Content starts
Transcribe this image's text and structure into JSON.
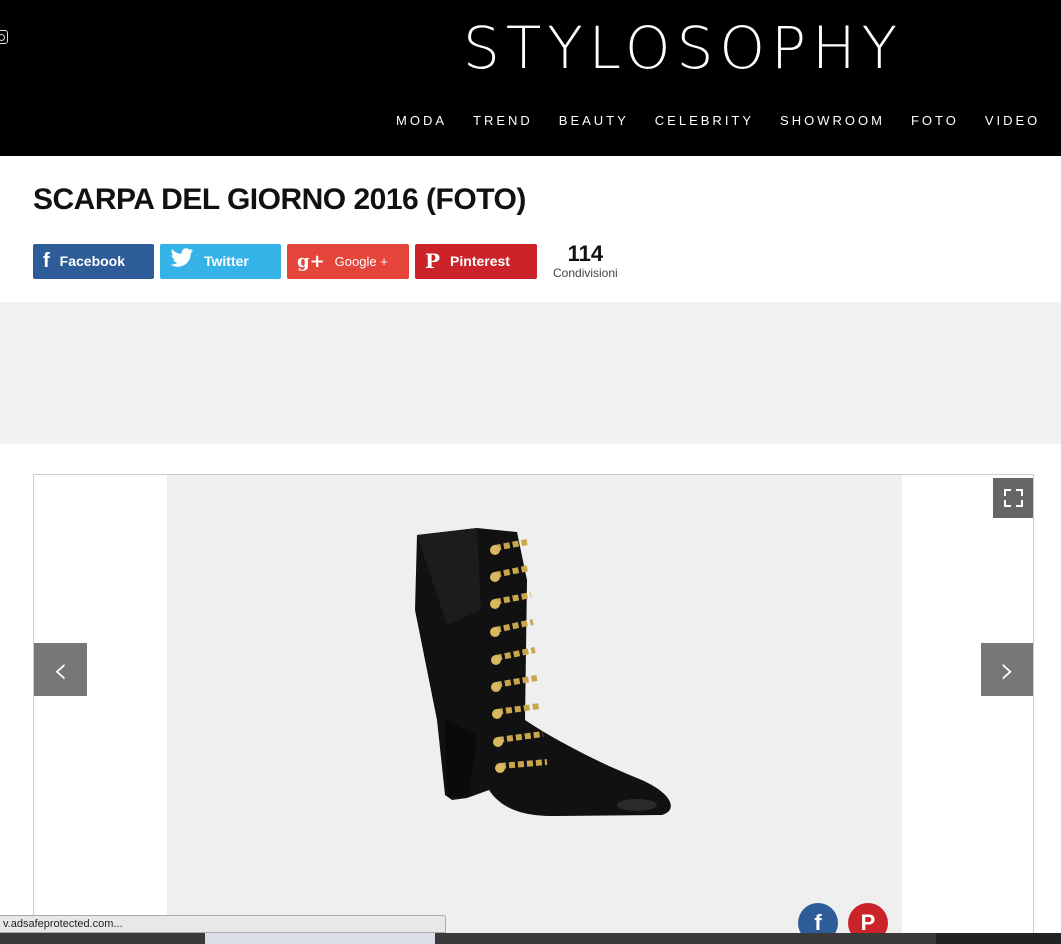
{
  "header": {
    "logo": "STYLOSOPHY",
    "nav": [
      "MODA",
      "TREND",
      "BEAUTY",
      "CELEBRITY",
      "SHOWROOM",
      "FOTO",
      "VIDEO"
    ]
  },
  "article": {
    "title": "SCARPA DEL GIORNO 2016 (FOTO)"
  },
  "share": {
    "facebook_label": "Facebook",
    "twitter_label": "Twitter",
    "google_label": "Google +",
    "google_icon": "g+",
    "pinterest_label": "Pinterest",
    "count": "114",
    "count_label": "Condivisioni"
  },
  "gallery": {
    "prev_glyph": "‹",
    "next_glyph": "›"
  },
  "statusbar": {
    "text": "v.adsafeprotected.com..."
  },
  "colors": {
    "facebook": "#2d5c98",
    "twitter": "#35b3e8",
    "google": "#e5453a",
    "pinterest": "#cc2229"
  }
}
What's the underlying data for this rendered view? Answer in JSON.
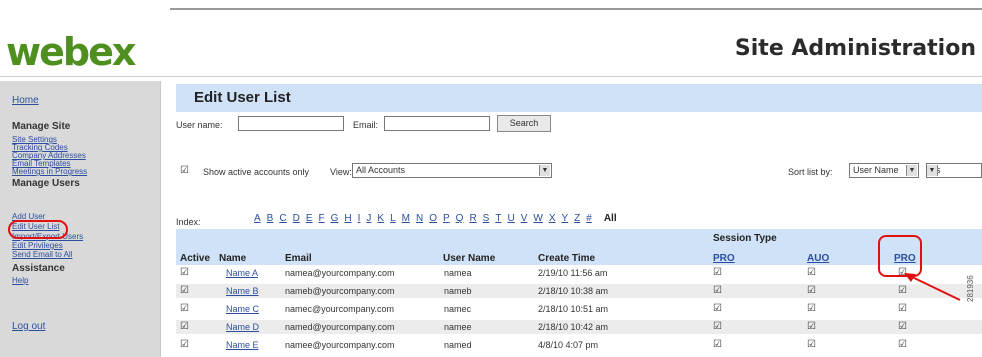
{
  "header": {
    "logo": "webex",
    "site_title": "Site Administration"
  },
  "sidebar": {
    "home": "Home",
    "manage_site": {
      "title": "Manage Site",
      "items": [
        "Site Settings",
        "Tracking Codes",
        "Company Addresses",
        "Email Templates",
        "Meetings in Progress"
      ]
    },
    "manage_users": {
      "title": "Manage Users",
      "items": [
        "Add User",
        "Edit User List",
        "Import/Export Users",
        "Edit Privileges",
        "Send Email to All"
      ]
    },
    "assistance": {
      "title": "Assistance",
      "items": [
        "Help"
      ]
    },
    "logout": "Log out"
  },
  "main": {
    "title": "Edit User List",
    "filter": {
      "username_label": "User name:",
      "username_value": "",
      "email_label": "Email:",
      "email_value": "",
      "search_button": "Search",
      "show_active_label": "Show active accounts only",
      "show_active_checked": true,
      "view_label": "View:",
      "view_value": "All Accounts",
      "sort_label": "Sort list by:",
      "sort_value": "User Name",
      "sort_order_value": "As"
    },
    "index": {
      "label": "Index:",
      "letters": [
        "A",
        "B",
        "C",
        "D",
        "E",
        "F",
        "G",
        "H",
        "I",
        "J",
        "K",
        "L",
        "M",
        "N",
        "O",
        "P",
        "Q",
        "R",
        "S",
        "T",
        "U",
        "V",
        "W",
        "X",
        "Y",
        "Z",
        "#"
      ],
      "all": "All"
    },
    "table": {
      "session_type": "Session Type",
      "columns": [
        "Active",
        "Name",
        "Email",
        "User Name",
        "Create Time",
        "PRO",
        "AUO",
        "PRO"
      ],
      "rows": [
        {
          "active": "☑",
          "name": "Name A",
          "email": "namea@yourcompany.com",
          "username": "namea",
          "created": "2/19/10 11:56 am",
          "pro": "☑",
          "auo": "☑",
          "pro2": "☑"
        },
        {
          "active": "☑",
          "name": "Name B",
          "email": "nameb@yourcompany.com",
          "username": "nameb",
          "created": "2/18/10 10:38 am",
          "pro": "☑",
          "auo": "☑",
          "pro2": "☑"
        },
        {
          "active": "☑",
          "name": "Name C",
          "email": "namec@yourcompany.com",
          "username": "namec",
          "created": "2/18/10 10:51 am",
          "pro": "☑",
          "auo": "☑",
          "pro2": "☑"
        },
        {
          "active": "☑",
          "name": "Name D",
          "email": "named@yourcompany.com",
          "username": "namee",
          "created": "2/18/10 10:42 am",
          "pro": "☑",
          "auo": "☑",
          "pro2": "☑"
        },
        {
          "active": "☑",
          "name": "Name E",
          "email": "namee@yourcompany.com",
          "username": "named",
          "created": "4/8/10 4:07 pm",
          "pro": "☑",
          "auo": "☑",
          "pro2": "☑"
        }
      ]
    }
  },
  "figure_number": "281936",
  "colors": {
    "accent_bar": "#cfe2f7",
    "highlight": "#e01010",
    "link": "#2b4f9e",
    "logo_green": "#4f8f1f"
  }
}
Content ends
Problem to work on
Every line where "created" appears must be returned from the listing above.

Written response
          "created": "2/19/10 11:56 am",
          "created": "2/18/10 10:38 am",
          "created": "2/18/10 10:51 am",
          "created": "2/18/10 10:42 am",
          "created": "4/8/10 4:07 pm",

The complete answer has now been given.